Instructions to follow
Write the records out again in full, word for word.

Items from an interface collection
_____

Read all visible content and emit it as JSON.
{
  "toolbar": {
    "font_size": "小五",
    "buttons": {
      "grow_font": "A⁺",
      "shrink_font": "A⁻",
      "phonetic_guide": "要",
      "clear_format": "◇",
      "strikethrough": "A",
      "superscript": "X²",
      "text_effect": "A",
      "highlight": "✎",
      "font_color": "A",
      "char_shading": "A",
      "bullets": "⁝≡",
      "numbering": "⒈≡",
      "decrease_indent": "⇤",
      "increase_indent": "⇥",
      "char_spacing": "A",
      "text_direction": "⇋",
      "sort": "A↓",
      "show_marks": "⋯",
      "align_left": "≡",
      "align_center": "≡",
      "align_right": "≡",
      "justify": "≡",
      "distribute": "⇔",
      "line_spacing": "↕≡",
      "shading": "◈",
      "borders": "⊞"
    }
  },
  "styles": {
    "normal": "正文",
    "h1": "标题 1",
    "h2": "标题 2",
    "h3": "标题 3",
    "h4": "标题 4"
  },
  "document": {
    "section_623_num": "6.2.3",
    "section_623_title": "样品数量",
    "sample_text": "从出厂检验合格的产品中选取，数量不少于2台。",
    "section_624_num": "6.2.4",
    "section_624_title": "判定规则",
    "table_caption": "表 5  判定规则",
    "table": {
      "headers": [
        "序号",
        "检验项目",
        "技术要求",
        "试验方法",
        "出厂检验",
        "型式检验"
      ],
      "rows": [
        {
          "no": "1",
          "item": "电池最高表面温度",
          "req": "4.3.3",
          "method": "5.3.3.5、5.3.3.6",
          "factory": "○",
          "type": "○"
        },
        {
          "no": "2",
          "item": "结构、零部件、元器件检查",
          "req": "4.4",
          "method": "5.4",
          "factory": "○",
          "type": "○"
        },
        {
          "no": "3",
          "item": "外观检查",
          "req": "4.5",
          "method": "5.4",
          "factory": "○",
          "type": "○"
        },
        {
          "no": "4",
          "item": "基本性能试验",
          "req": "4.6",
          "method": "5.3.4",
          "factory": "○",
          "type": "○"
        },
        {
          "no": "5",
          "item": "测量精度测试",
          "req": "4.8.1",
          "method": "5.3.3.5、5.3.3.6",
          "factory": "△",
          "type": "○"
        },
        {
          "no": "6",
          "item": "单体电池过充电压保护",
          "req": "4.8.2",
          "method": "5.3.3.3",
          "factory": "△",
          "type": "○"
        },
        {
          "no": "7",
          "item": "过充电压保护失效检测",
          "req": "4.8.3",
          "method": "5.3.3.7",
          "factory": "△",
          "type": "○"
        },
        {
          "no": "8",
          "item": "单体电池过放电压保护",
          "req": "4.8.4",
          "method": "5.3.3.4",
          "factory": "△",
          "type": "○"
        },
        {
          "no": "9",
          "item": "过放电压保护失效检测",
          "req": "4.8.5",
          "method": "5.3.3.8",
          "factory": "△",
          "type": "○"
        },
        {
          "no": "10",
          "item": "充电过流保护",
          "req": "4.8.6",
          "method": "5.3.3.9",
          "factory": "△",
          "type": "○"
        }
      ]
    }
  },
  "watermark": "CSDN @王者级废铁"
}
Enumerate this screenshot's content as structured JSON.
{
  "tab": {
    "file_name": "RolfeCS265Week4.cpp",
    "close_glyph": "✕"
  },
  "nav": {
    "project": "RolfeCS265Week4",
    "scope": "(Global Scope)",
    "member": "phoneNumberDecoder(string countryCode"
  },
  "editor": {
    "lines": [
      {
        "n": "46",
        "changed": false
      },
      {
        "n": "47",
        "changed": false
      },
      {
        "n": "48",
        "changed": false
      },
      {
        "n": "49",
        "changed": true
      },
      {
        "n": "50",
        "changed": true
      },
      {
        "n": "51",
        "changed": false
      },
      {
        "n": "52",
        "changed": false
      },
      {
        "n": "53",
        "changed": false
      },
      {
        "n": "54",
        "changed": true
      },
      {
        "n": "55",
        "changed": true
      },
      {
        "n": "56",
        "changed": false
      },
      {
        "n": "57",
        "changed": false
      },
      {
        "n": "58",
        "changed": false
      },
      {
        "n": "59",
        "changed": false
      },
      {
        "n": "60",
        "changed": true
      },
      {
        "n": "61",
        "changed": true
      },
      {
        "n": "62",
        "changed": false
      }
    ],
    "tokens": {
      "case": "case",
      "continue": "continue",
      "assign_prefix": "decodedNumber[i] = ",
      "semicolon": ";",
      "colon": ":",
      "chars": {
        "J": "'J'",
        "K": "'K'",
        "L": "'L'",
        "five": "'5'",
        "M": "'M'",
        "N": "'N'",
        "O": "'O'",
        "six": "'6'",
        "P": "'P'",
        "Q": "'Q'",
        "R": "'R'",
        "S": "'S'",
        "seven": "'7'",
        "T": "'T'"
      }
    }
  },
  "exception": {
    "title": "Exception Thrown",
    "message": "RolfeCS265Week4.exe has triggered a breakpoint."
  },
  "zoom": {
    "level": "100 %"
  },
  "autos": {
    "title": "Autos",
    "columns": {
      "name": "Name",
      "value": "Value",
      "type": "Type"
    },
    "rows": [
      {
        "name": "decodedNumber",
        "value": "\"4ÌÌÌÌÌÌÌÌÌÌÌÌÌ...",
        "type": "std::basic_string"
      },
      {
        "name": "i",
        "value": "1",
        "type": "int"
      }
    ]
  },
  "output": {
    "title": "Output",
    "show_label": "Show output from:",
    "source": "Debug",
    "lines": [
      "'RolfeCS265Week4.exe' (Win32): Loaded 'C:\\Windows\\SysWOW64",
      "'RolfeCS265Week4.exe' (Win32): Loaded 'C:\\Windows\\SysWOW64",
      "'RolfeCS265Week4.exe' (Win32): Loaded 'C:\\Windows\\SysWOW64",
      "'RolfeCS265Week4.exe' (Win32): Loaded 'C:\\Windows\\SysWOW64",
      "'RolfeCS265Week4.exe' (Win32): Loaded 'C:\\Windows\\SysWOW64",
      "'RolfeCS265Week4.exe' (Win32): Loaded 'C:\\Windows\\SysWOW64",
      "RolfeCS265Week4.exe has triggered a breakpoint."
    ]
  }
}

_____

Solution below
Read all visible content and emit it as JSON.
{
  "toolbar": {
    "font_size": "小五",
    "buttons": {
      "grow_font": "A⁺",
      "shrink_font": "A⁻",
      "phonetic_guide": "要",
      "clear_format": "◇",
      "strikethrough": "A",
      "superscript": "X²",
      "text_effect": "A",
      "highlight": "✎",
      "font_color": "A",
      "char_shading": "A",
      "bullets": "⁝≡",
      "numbering": "⒈≡",
      "decrease_indent": "⇤",
      "increase_indent": "⇥",
      "char_spacing": "A",
      "text_direction": "⇋",
      "sort": "A↓",
      "show_marks": "⋯",
      "align_left": "≡",
      "align_center": "≡",
      "align_right": "≡",
      "justify": "≡",
      "distribute": "⇔",
      "line_spacing": "↕≡",
      "shading": "◈",
      "borders": "⊞"
    }
  },
  "styles": {
    "normal": "正文",
    "h1": "标题 1",
    "h2": "标题 2",
    "h3": "标题 3",
    "h4": "标题 4"
  },
  "document": {
    "section_623_num": "6.2.3",
    "section_623_title": "样品数量",
    "sample_text": "从出厂检验合格的产品中选取，数量不少于2台。",
    "section_624_num": "6.2.4",
    "section_624_title": "判定规则",
    "table_caption": "表 5  判定规则",
    "table": {
      "headers": [
        "序号",
        "检验项目",
        "技术要求",
        "试验方法",
        "出厂检验",
        "型式检验"
      ],
      "rows": [
        {
          "no": "1",
          "item": "电池最高表面温度",
          "req": "4.3.3",
          "method": "5.3.3.5、5.3.3.6",
          "factory": "○",
          "type": "○"
        },
        {
          "no": "2",
          "item": "结构、零部件、元器件检查",
          "req": "4.4",
          "method": "5.4",
          "factory": "○",
          "type": "○"
        },
        {
          "no": "3",
          "item": "外观检查",
          "req": "4.5",
          "method": "5.4",
          "factory": "○",
          "type": "○"
        },
        {
          "no": "4",
          "item": "基本性能试验",
          "req": "4.6",
          "method": "5.3.4",
          "factory": "○",
          "type": "○"
        },
        {
          "no": "5",
          "item": "测量精度测试",
          "req": "4.8.1",
          "method": "5.3.3.5、5.3.3.6",
          "factory": "△",
          "type": "○"
        },
        {
          "no": "6",
          "item": "单体电池过充电压保护",
          "req": "4.8.2",
          "method": "5.3.3.3",
          "factory": "△",
          "type": "○"
        },
        {
          "no": "7",
          "item": "过充电压保护失效检测",
          "req": "4.8.3",
          "method": "5.3.3.7",
          "factory": "△",
          "type": "○"
        },
        {
          "no": "8",
          "item": "单体电池过放电压保护",
          "req": "4.8.4",
          "method": "5.3.3.4",
          "factory": "△",
          "type": "○"
        },
        {
          "no": "9",
          "item": "过放电压保护失效检测",
          "req": "4.8.5",
          "method": "5.3.3.8",
          "factory": "△",
          "type": "○"
        },
        {
          "no": "10",
          "item": "充电过流保护",
          "req": "4.8.6",
          "method": "5.3.3.9",
          "factory": "△",
          "type": "○"
        }
      ]
    }
  },
  "watermark": "CSDN @王者级废铁"
}
Enumerate this screenshot's content as structured JSON.
{
  "tab": {
    "file_name": "RolfeCS265Week4.cpp",
    "close_glyph": "✕"
  },
  "nav": {
    "project": "RolfeCS265Week4",
    "scope": "(Global Scope)",
    "member": "phoneNumberDecoder(string countryCode"
  },
  "editor": {
    "lines": [
      {
        "n": "46",
        "changed": false
      },
      {
        "n": "47",
        "changed": false
      },
      {
        "n": "48",
        "changed": false
      },
      {
        "n": "49",
        "changed": true
      },
      {
        "n": "50",
        "changed": true
      },
      {
        "n": "51",
        "changed": false
      },
      {
        "n": "52",
        "changed": false
      },
      {
        "n": "53",
        "changed": false
      },
      {
        "n": "54",
        "changed": true
      },
      {
        "n": "55",
        "changed": true
      },
      {
        "n": "56",
        "changed": false
      },
      {
        "n": "57",
        "changed": false
      },
      {
        "n": "58",
        "changed": false
      },
      {
        "n": "59",
        "changed": false
      },
      {
        "n": "60",
        "changed": true
      },
      {
        "n": "61",
        "changed": true
      },
      {
        "n": "62",
        "changed": false
      }
    ],
    "tokens": {
      "case": "case",
      "continue": "continue",
      "assign_prefix": "decodedNumber[i] = ",
      "semicolon": ";",
      "colon": ":",
      "chars": {
        "J": "'J'",
        "K": "'K'",
        "L": "'L'",
        "five": "'5'",
        "M": "'M'",
        "N": "'N'",
        "O": "'O'",
        "six": "'6'",
        "P": "'P'",
        "Q": "'Q'",
        "R": "'R'",
        "S": "'S'",
        "seven": "'7'",
        "T": "'T'"
      }
    }
  },
  "exception": {
    "title": "Exception Thrown",
    "message": "RolfeCS265Week4.exe has triggered a breakpoint."
  },
  "zoom": {
    "level": "100 %"
  },
  "autos": {
    "title": "Autos",
    "columns": {
      "name": "Name",
      "value": "Value",
      "type": "Type"
    },
    "rows": [
      {
        "name": "decodedNumber",
        "value": "\"4ÌÌÌÌÌÌÌÌÌÌÌÌÌ...",
        "type": "std::basic_string"
      },
      {
        "name": "i",
        "value": "1",
        "type": "int"
      }
    ]
  },
  "output": {
    "title": "Output",
    "show_label": "Show output from:",
    "source": "Debug",
    "lines": [
      "'RolfeCS265Week4.exe' (Win32): Loaded 'C:\\Windows\\SysWOW64",
      "'RolfeCS265Week4.exe' (Win32): Loaded 'C:\\Windows\\SysWOW64",
      "'RolfeCS265Week4.exe' (Win32): Loaded 'C:\\Windows\\SysWOW64",
      "'RolfeCS265Week4.exe' (Win32): Loaded 'C:\\Windows\\SysWOW64",
      "'RolfeCS265Week4.exe' (Win32): Loaded 'C:\\Windows\\SysWOW64",
      "'RolfeCS265Week4.exe' (Win32): Loaded 'C:\\Windows\\SysWOW64",
      "RolfeCS265Week4.exe has triggered a breakpoint."
    ]
  }
}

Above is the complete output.